Africa is a very diverse continent, with each country, or even each part of a country having its own unique culture. While it is common for people in the West to refer to Africa as if it was a single country, one should remember the sheer size of the continent, and that Africa is not one country but 54 different countries, meaning that it is impossible to make generalisations of Africa as a whole.
Tragically misunderstood by many people as a land of poverty, corruption, war and famine, and simply as a land of suffering—a misconception only bolstered by the media and the numerous NGOs on the continent—Africa today is a vast continent with many bustling metropolises, friendly people, and amazingly diverse and beautiful landscapes. While there are some places resembling the stereotypical Africa of war, famine, and poverty, most of the continent is peaceful, well-fed, and of working class .
Flora & Fauna
Many visitors are attracted by the African flora and fauna and several countries benefit from Safari tourism to African National Parks.
Africa is home to many famous natural wonders, from the Nile River, the world’s longest river, to Victoria Falls. The continent is home to two of the world’s four volcanoes with permanent lava lakes—the dramatic Mount Nyiragongo which rises hundreds of metres above Goma, DRC and Erta Ale in Ethiopia’s stark Danakil Depression (the others are Mt.Erebus in Antarctica & Kilauea in Hawaii). Both volcanoes can be climbed by the adventurous tourist to stand at the rim gazing in awe at the bubbling lava below, an especially incredible sight at night!
While the continent’s diverse and unique wildlife is often all that is mentioned in regards to African travel, as home to the oldest civilizations on the planet, Africa has equally impressive cultures and history. The most famous civilization on the continent, and arguably in the world, is that of ancient Egypt. From the southern city of Abu Simbel to Luxor and all the way north to Alexandria and Cairo, including the Pyramids of Giza, the only surviving of the original Seven Wonders of the World and the most iconic symbols of this ancient kingdom. Sites from the Nubian-Kushite Kingdom that broke away from Egypt can be found in Sudan, such as Gebel Barkal and many other pyramids in Meroe.
Ethiopia offers many ruins from the ancient Axumite Kingdom where the Queen of Sheba ruled. The obelisks and Dungur ruins in Axum were built prior to the kingdom’s conversion to Christianity, while many other great monuments, such as the Ezana Stone and the Church of Our Lady Mary of Zion, where the Arc of the Covenant is said to be stored, were built after the conversion as religious sites.

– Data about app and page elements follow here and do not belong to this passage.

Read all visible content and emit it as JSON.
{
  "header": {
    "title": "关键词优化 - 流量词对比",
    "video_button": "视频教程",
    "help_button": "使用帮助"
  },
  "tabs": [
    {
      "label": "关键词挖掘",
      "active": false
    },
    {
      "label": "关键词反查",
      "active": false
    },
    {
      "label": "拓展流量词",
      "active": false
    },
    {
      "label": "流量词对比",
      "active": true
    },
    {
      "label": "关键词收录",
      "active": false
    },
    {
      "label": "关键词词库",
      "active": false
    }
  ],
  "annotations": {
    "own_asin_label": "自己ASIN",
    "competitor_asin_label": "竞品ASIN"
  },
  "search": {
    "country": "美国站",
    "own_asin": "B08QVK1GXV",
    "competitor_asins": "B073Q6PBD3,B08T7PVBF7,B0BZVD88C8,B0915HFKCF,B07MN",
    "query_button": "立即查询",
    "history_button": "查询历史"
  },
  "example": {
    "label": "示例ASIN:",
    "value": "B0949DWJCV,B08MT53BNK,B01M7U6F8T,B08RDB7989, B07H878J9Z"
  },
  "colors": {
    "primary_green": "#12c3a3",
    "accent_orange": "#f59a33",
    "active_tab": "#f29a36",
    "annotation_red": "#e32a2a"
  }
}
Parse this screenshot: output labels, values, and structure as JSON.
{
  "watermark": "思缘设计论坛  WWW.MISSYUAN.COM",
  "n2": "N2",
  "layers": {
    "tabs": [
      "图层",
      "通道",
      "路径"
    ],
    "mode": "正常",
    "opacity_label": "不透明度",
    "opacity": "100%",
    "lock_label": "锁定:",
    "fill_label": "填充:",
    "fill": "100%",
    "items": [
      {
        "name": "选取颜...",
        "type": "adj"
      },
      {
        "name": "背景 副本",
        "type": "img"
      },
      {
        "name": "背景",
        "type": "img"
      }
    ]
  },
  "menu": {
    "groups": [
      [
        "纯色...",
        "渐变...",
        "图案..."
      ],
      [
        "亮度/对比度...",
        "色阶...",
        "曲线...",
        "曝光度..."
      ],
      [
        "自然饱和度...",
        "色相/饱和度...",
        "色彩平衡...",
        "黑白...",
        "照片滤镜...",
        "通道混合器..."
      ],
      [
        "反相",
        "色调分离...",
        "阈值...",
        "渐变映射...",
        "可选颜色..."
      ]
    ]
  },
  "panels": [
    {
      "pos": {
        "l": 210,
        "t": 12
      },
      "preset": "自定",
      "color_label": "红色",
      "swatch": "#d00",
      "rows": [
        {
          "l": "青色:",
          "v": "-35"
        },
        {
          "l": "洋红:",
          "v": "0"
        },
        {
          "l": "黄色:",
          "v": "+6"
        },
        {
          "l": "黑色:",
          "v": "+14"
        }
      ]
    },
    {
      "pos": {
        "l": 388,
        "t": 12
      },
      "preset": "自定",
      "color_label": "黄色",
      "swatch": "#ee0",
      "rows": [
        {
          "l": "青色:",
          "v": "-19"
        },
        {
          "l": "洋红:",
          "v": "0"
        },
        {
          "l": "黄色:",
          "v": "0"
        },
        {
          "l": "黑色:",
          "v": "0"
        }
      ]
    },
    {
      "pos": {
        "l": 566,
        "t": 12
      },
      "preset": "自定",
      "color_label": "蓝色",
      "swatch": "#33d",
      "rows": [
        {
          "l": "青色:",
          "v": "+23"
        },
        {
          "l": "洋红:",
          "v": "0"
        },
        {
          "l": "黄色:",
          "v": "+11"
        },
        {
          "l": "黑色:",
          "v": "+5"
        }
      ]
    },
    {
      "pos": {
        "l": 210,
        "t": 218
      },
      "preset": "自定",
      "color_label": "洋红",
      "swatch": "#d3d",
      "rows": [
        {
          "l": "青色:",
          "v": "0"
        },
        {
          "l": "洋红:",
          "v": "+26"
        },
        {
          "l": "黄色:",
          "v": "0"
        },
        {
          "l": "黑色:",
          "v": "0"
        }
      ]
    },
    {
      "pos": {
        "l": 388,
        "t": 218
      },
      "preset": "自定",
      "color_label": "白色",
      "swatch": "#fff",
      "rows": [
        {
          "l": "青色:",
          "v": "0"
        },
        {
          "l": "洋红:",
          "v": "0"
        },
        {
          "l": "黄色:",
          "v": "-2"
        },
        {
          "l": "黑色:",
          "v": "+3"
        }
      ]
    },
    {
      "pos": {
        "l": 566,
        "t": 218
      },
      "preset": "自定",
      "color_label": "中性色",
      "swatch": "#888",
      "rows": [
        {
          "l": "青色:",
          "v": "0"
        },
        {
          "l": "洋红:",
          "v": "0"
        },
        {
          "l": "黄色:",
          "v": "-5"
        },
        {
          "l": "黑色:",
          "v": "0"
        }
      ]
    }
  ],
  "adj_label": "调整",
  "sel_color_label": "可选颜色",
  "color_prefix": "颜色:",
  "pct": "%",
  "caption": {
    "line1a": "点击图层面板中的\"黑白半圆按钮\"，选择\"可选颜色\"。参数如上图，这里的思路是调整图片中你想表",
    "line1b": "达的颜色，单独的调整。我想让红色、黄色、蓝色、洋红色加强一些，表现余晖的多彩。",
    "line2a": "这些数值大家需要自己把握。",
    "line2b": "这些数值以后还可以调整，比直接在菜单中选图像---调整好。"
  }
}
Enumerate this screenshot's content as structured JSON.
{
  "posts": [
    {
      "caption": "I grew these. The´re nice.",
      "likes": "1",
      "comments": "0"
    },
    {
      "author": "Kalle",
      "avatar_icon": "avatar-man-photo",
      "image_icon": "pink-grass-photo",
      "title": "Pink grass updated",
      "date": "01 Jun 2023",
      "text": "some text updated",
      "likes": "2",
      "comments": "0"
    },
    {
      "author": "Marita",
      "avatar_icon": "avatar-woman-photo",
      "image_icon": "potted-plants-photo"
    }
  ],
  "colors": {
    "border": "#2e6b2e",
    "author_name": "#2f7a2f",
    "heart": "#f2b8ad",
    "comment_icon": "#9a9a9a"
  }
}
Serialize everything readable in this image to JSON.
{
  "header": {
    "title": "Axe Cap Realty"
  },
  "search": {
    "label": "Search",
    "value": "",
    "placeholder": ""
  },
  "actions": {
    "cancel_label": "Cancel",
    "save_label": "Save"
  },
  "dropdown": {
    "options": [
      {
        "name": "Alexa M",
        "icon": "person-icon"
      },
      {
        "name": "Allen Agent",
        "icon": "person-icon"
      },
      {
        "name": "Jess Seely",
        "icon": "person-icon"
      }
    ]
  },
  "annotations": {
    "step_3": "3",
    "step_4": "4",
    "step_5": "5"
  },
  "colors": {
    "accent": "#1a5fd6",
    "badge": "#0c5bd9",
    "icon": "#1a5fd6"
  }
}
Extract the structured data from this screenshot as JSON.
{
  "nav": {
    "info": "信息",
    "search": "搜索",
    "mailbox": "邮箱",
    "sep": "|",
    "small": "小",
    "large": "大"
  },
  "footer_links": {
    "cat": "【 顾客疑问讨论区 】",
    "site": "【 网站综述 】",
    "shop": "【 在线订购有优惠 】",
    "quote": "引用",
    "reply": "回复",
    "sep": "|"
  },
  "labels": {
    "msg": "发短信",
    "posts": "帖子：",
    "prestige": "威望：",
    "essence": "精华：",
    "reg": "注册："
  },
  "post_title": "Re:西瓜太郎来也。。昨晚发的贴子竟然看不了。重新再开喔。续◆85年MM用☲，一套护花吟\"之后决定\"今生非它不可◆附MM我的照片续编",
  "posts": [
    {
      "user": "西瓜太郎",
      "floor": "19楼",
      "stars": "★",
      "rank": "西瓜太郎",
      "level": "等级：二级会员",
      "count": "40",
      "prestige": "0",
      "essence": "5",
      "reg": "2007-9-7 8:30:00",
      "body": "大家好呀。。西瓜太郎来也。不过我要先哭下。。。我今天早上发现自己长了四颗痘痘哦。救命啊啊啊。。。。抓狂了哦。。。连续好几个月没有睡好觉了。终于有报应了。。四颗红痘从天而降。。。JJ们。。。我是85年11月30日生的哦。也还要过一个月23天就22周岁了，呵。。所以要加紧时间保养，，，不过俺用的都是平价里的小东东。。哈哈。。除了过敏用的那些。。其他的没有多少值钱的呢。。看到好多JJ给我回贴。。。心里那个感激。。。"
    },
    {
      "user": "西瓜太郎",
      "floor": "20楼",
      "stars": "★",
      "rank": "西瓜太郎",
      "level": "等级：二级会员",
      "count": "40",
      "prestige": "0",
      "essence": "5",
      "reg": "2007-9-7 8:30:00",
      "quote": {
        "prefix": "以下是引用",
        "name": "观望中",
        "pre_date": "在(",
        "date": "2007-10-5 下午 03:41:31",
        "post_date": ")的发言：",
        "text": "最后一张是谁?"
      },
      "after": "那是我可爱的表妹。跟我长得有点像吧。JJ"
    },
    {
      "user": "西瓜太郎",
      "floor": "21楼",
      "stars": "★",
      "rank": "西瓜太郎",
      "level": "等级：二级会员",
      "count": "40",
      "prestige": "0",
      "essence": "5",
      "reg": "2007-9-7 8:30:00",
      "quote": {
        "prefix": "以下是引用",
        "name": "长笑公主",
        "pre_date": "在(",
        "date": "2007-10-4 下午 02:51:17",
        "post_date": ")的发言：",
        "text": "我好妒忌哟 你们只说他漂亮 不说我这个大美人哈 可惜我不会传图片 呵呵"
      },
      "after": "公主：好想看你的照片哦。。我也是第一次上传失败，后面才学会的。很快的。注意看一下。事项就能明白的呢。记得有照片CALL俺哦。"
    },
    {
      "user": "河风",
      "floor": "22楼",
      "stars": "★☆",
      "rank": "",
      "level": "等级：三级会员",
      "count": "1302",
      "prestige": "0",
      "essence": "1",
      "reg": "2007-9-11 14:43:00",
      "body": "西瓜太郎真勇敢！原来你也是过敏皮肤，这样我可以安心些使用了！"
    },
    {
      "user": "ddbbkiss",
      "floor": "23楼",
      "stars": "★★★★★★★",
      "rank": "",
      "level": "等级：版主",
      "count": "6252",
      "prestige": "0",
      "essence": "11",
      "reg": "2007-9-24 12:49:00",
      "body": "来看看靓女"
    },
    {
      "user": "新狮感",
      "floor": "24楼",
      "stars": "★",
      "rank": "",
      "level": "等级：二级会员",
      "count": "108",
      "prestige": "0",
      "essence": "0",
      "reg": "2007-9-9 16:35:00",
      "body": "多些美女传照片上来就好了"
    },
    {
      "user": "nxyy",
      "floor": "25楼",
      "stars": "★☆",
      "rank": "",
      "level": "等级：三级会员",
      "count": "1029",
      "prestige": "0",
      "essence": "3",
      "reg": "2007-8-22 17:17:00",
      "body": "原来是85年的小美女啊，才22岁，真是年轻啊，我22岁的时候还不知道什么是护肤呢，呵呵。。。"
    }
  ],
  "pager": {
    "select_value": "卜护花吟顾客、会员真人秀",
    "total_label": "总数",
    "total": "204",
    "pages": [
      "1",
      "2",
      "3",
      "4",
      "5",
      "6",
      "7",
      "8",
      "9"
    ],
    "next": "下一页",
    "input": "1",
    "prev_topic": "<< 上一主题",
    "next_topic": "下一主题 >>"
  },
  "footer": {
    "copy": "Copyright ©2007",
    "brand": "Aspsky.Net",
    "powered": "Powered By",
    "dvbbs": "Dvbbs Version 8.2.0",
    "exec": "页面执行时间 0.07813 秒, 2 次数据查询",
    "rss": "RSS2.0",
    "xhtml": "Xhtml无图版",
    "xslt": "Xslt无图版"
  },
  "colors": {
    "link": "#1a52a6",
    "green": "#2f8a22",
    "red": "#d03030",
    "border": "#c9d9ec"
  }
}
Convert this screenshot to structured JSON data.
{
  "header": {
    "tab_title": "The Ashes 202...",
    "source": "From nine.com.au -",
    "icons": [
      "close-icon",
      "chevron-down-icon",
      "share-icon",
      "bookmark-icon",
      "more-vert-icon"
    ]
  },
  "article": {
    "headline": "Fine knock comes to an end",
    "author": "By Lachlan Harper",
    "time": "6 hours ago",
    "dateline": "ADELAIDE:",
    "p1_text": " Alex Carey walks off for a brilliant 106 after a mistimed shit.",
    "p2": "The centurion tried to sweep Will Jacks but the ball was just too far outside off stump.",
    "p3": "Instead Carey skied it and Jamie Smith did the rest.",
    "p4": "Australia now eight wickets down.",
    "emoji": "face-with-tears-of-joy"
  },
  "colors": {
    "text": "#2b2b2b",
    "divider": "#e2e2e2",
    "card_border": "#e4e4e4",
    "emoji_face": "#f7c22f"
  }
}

Other famous Christian structures built later by the kingdom’s successor, the Abyssinian Empire, especially during the 12th and 13th centuries, can also be found in Lalibela.